====== Extracted information ======

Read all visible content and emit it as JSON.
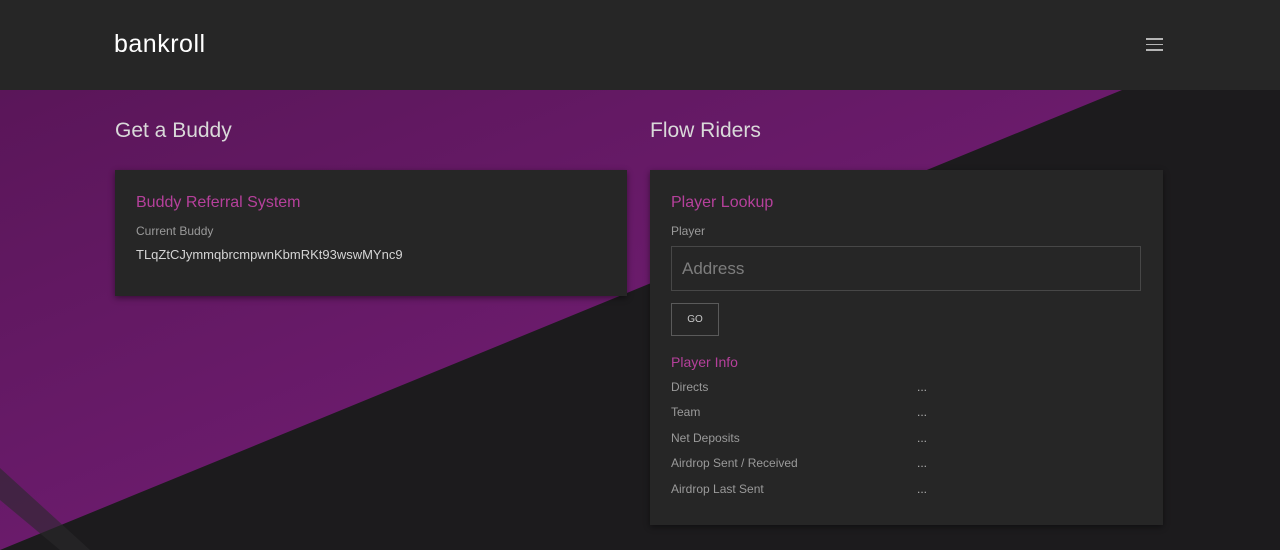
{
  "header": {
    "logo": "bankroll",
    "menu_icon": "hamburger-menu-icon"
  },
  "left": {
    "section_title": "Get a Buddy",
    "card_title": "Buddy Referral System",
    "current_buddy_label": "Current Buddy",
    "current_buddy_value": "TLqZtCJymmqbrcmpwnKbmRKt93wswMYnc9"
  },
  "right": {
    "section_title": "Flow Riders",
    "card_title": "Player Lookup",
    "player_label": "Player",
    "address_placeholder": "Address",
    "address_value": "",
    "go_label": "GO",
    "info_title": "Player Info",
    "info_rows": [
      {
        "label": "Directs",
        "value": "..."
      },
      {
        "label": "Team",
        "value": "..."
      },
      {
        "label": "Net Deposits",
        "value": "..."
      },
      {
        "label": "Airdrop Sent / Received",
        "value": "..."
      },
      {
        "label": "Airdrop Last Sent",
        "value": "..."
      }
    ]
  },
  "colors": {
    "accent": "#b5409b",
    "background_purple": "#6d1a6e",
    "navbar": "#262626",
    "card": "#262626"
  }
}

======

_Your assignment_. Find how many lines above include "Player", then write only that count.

_Answer to this exercise_. 3